### DATASET ENTRIES
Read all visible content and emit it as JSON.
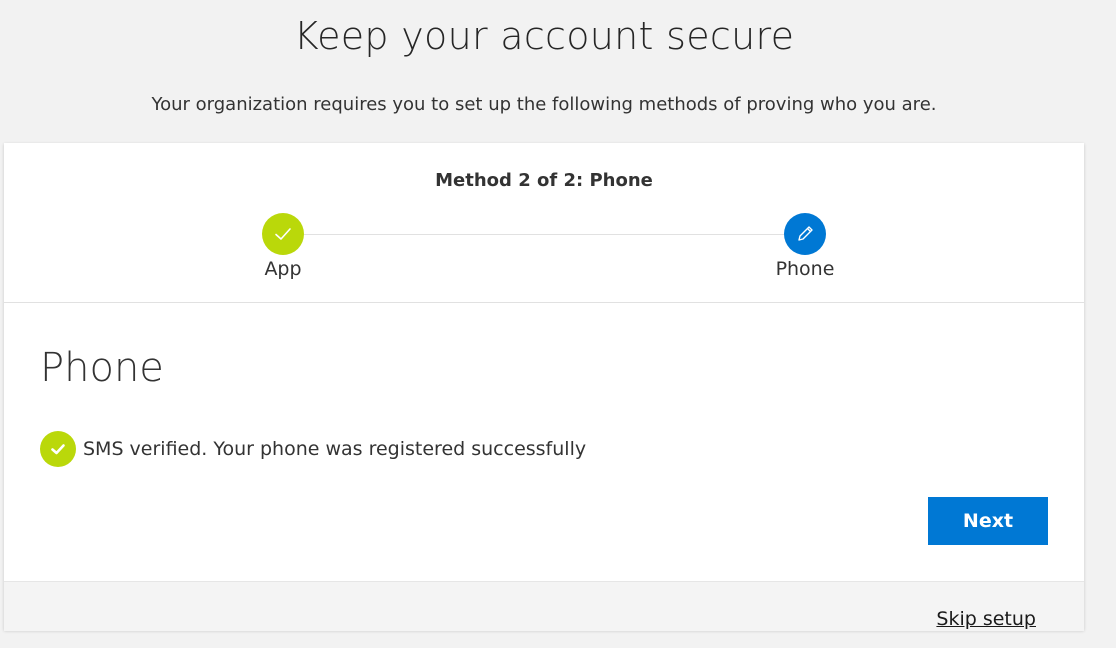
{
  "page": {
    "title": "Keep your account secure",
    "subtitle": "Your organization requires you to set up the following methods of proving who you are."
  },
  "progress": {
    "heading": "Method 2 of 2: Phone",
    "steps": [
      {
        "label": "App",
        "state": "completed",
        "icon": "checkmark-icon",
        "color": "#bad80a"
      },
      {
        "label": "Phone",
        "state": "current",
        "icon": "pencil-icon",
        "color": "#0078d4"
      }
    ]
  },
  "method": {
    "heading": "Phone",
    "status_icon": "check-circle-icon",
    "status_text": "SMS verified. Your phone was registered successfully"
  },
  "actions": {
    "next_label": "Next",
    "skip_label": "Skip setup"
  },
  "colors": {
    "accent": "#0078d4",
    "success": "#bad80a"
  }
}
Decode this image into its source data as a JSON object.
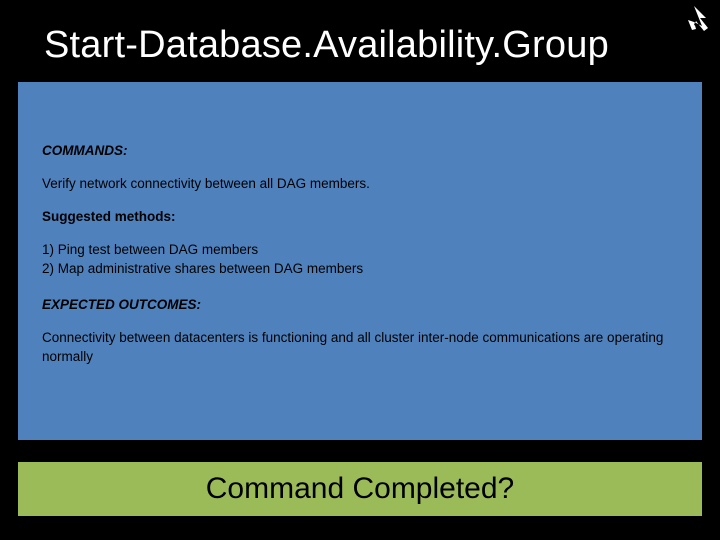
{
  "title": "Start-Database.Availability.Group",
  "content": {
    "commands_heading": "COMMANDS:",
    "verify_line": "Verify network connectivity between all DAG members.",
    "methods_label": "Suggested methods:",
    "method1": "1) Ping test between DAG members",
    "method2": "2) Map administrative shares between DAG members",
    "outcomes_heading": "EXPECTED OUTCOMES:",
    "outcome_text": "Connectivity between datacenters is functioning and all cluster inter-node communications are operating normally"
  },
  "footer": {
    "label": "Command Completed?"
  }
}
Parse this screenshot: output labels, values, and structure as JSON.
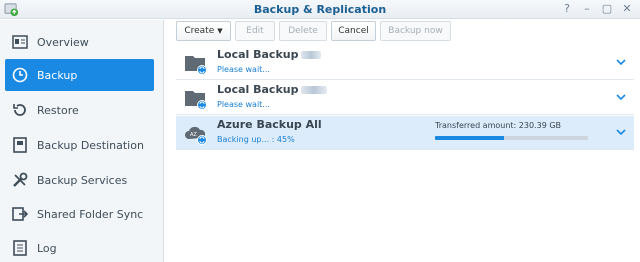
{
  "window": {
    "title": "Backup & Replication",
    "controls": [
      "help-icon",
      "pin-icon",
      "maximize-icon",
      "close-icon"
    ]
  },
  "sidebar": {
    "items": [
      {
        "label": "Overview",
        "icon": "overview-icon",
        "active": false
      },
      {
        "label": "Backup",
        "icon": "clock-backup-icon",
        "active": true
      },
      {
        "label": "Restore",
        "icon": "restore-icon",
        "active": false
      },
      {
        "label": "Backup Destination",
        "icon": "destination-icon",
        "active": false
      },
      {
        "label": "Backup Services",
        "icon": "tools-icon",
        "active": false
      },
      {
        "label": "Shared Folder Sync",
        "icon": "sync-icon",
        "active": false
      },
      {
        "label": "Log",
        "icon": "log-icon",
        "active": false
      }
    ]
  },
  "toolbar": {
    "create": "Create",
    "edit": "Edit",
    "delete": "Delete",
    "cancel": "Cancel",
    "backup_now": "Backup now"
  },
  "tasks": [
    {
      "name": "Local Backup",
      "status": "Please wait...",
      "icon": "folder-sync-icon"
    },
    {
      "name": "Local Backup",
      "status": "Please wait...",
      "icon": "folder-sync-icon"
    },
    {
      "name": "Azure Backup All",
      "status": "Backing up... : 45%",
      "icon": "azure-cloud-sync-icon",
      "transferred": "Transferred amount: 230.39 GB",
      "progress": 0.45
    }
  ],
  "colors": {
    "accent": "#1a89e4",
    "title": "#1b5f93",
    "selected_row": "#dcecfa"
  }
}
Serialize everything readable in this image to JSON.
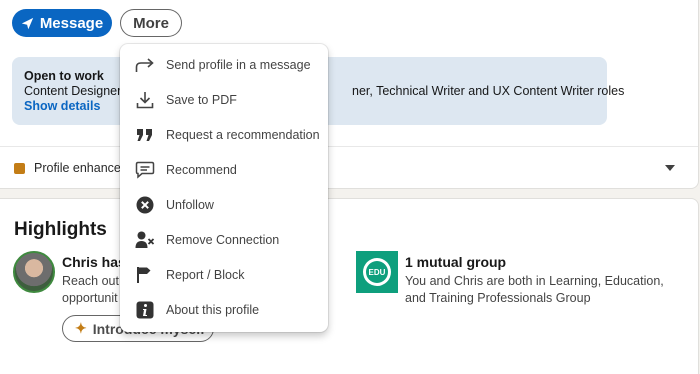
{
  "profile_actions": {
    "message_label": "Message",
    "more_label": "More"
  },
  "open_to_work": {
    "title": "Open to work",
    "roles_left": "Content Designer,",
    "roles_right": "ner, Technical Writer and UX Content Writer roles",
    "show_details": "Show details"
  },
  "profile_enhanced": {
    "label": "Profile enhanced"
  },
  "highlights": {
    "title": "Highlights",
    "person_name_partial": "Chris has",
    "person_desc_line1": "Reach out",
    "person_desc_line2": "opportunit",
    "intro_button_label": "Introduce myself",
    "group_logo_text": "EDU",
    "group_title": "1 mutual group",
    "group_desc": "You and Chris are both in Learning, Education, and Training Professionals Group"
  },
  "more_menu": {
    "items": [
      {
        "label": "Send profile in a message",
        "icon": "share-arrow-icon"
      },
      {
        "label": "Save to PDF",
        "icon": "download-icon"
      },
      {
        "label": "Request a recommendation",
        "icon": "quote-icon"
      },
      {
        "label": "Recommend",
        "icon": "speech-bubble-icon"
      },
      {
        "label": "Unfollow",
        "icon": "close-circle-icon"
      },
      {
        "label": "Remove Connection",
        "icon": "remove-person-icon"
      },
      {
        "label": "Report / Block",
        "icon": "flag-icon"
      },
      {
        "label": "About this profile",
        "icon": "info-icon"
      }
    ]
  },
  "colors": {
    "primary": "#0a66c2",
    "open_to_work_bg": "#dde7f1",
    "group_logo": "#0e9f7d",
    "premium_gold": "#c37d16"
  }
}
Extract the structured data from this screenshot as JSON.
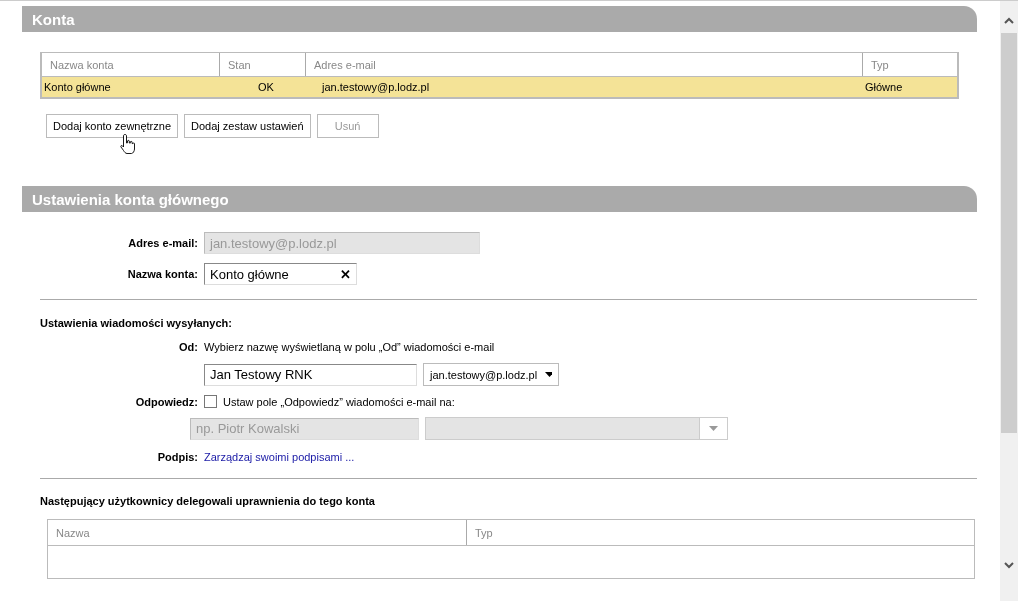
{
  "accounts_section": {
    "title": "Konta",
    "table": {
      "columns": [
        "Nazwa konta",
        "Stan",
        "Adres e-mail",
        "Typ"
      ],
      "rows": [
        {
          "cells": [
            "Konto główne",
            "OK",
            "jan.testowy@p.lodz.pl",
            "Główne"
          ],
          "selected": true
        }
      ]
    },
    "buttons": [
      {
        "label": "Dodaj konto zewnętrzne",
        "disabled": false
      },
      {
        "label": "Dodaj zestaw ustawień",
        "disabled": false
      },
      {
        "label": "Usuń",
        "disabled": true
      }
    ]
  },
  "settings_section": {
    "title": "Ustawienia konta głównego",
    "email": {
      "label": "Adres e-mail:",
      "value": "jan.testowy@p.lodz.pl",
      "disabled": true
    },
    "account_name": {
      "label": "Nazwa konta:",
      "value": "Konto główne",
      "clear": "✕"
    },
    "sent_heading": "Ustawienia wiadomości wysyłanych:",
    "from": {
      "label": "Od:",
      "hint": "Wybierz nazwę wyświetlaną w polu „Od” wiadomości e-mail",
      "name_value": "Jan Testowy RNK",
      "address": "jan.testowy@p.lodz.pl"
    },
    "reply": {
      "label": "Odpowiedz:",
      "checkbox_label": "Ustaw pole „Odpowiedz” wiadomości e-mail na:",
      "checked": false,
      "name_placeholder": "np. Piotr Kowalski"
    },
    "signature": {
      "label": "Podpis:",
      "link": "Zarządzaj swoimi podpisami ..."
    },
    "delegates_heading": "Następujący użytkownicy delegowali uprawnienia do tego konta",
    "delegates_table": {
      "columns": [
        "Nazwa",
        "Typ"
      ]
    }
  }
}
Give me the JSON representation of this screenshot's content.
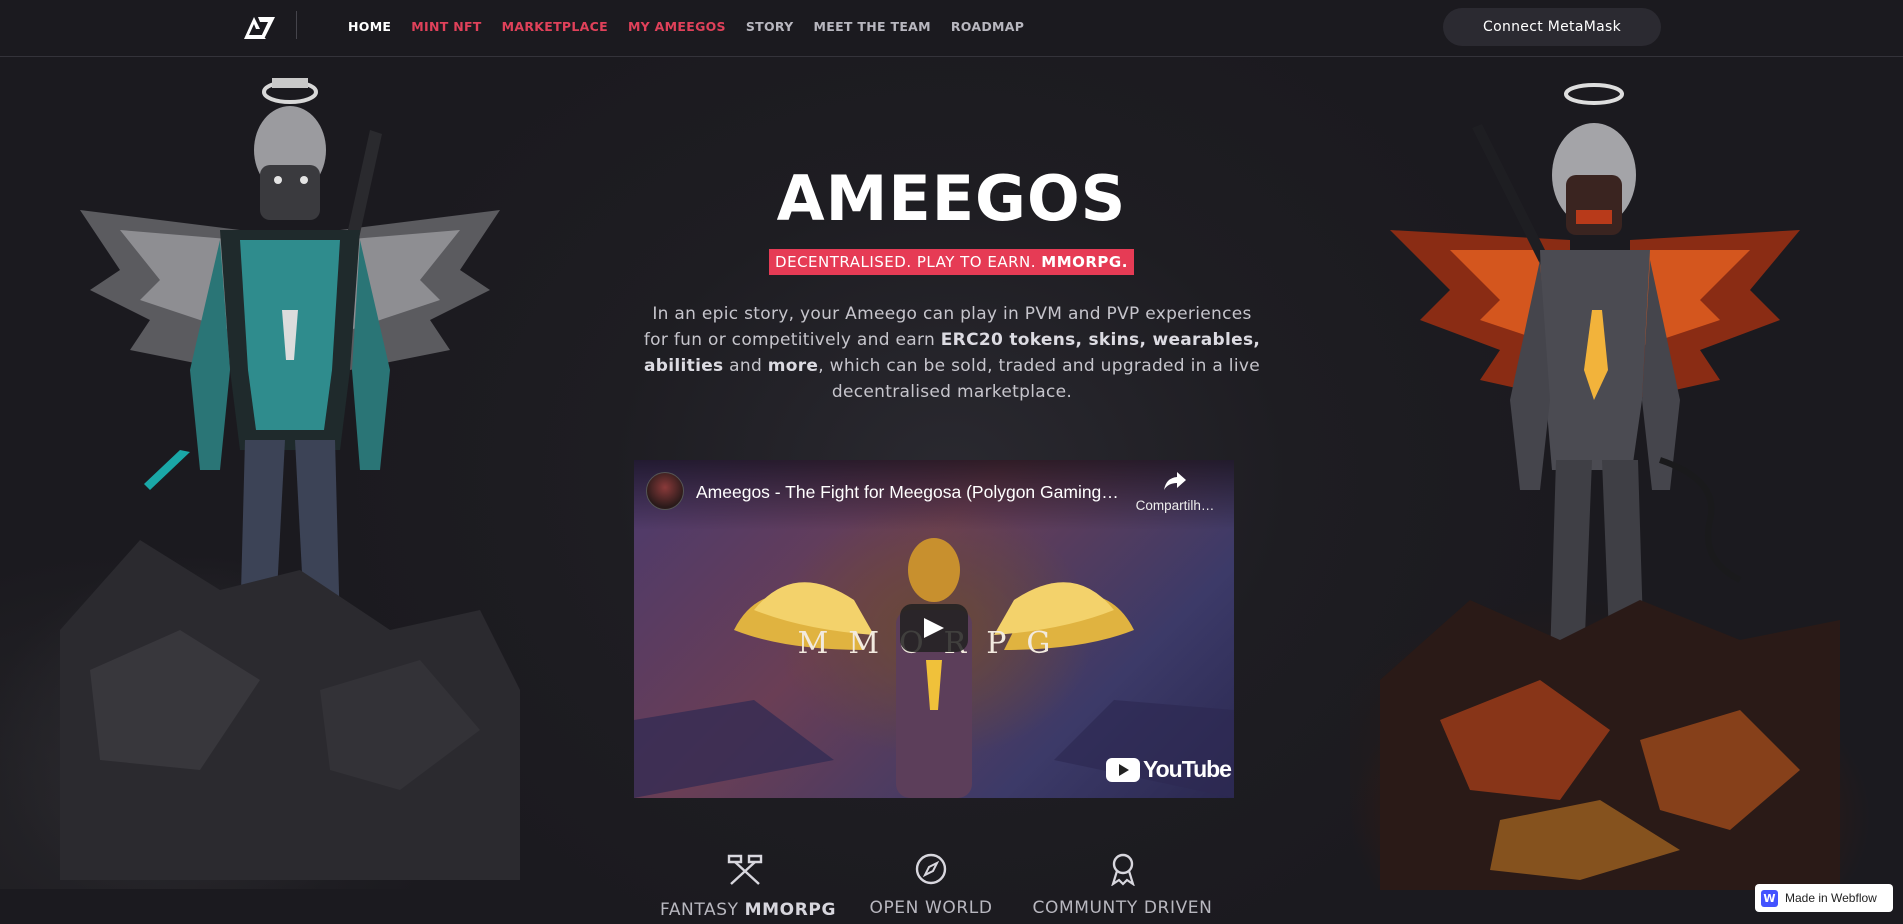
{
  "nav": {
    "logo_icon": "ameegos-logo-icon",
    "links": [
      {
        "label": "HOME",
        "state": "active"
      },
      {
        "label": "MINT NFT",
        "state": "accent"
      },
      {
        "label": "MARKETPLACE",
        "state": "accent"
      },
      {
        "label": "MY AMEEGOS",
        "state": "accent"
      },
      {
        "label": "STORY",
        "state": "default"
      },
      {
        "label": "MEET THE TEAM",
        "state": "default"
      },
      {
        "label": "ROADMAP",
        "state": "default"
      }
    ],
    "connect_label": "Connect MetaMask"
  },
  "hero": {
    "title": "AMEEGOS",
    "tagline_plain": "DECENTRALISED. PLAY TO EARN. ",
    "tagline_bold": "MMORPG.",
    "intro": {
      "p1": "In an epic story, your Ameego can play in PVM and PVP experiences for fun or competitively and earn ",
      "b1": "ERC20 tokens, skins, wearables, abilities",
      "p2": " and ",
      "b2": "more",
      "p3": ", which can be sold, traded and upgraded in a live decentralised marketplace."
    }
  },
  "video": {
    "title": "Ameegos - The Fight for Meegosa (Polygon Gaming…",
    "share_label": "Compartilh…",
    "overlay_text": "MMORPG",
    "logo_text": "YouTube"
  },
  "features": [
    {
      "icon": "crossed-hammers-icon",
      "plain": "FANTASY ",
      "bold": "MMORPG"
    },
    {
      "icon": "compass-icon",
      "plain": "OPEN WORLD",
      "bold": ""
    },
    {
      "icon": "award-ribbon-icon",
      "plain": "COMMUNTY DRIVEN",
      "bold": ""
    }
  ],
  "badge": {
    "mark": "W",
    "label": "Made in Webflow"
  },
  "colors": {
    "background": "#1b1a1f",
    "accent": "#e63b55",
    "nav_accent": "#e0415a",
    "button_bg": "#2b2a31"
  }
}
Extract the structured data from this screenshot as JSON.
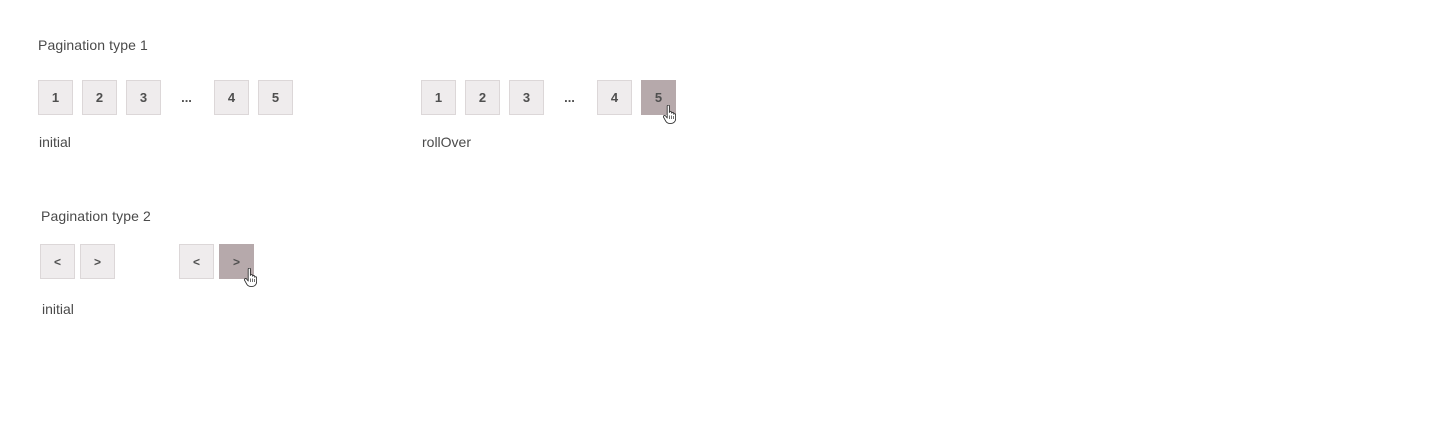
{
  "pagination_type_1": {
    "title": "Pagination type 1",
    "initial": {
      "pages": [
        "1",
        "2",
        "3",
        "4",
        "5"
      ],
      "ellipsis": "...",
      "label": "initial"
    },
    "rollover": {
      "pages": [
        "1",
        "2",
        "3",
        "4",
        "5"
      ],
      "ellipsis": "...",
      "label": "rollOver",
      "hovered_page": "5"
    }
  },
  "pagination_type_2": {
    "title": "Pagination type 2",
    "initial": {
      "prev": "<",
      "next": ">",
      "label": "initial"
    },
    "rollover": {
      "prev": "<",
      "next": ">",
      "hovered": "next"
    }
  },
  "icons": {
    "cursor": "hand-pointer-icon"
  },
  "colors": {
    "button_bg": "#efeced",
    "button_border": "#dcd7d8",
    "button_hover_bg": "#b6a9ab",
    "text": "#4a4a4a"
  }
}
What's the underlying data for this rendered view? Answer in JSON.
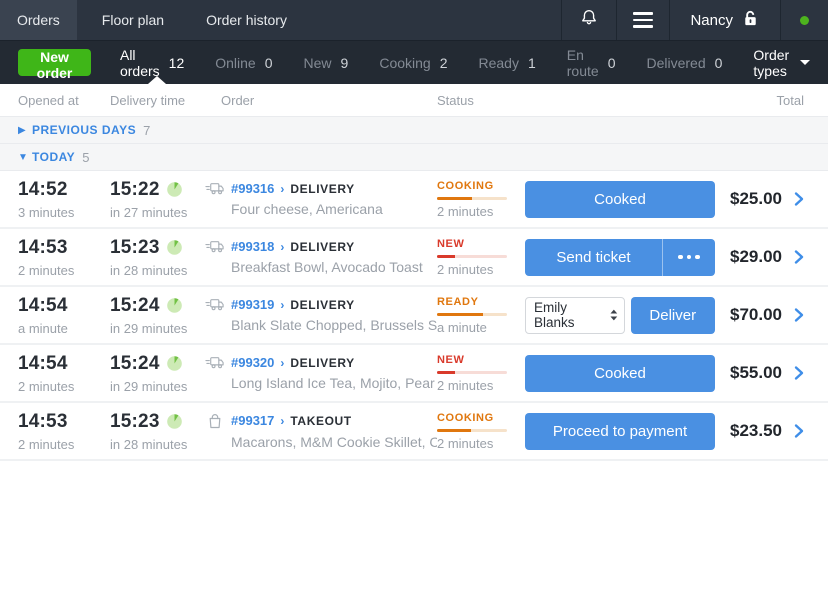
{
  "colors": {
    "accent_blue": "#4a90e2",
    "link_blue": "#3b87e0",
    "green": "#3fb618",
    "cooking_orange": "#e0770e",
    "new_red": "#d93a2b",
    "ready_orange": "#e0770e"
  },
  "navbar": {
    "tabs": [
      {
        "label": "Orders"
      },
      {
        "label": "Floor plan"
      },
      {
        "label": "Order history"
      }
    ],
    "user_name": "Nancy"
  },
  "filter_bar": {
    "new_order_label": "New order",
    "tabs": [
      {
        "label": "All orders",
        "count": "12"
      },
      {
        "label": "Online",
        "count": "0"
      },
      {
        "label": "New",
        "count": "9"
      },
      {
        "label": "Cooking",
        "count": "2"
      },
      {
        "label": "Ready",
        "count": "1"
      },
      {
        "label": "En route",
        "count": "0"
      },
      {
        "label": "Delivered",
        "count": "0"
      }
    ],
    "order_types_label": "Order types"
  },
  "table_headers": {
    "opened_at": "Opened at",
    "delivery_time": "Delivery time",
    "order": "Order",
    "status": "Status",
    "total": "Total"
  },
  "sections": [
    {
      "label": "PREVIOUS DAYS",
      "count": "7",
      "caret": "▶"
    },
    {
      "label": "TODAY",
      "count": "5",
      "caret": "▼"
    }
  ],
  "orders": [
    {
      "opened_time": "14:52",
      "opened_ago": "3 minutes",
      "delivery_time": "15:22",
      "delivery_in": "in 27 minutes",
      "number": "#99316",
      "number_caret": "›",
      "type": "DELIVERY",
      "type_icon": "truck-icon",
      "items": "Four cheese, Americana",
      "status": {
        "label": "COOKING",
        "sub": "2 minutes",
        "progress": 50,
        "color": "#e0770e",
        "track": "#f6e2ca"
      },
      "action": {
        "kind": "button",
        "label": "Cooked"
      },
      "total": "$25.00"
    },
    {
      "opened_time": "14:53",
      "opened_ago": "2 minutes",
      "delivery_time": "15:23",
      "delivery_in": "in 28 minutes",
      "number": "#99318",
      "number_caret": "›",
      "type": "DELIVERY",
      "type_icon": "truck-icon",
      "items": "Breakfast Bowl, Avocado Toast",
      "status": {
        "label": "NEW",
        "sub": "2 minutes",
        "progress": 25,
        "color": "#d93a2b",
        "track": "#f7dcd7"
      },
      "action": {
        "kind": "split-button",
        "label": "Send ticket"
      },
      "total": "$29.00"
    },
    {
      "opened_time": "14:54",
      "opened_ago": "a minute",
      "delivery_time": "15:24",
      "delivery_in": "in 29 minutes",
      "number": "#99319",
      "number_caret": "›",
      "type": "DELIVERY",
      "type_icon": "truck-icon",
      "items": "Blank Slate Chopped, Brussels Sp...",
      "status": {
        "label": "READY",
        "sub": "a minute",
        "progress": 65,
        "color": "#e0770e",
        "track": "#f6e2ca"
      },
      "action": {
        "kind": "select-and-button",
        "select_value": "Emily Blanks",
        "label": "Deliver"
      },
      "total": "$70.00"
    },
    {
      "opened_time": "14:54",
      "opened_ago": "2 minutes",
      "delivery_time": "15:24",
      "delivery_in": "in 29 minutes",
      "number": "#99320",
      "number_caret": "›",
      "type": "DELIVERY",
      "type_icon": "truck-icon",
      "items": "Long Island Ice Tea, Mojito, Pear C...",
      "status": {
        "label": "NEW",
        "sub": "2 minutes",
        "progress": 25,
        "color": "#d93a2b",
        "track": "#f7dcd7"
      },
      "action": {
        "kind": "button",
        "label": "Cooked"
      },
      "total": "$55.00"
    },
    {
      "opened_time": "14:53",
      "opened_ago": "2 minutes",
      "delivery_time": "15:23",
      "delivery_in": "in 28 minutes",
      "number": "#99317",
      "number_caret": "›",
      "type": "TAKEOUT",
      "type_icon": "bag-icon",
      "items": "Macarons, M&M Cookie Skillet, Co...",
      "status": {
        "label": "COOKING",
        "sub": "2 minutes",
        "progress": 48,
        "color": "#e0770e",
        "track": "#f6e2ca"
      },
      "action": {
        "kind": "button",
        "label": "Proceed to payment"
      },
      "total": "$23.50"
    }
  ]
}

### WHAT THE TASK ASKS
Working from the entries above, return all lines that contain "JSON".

### SOLVED EXERCISE
Read all visible content and emit it as JSON.
Decode this image into its source data as a JSON object.
Parse this screenshot: output labels, values, and structure as JSON.
Serialize everything readable in this image to JSON.
Extract the structured data from this screenshot as JSON.
Give me the JSON representation of this screenshot's content.
Extract the structured data from this screenshot as JSON.
What's the underlying data for this rendered view? Answer in JSON.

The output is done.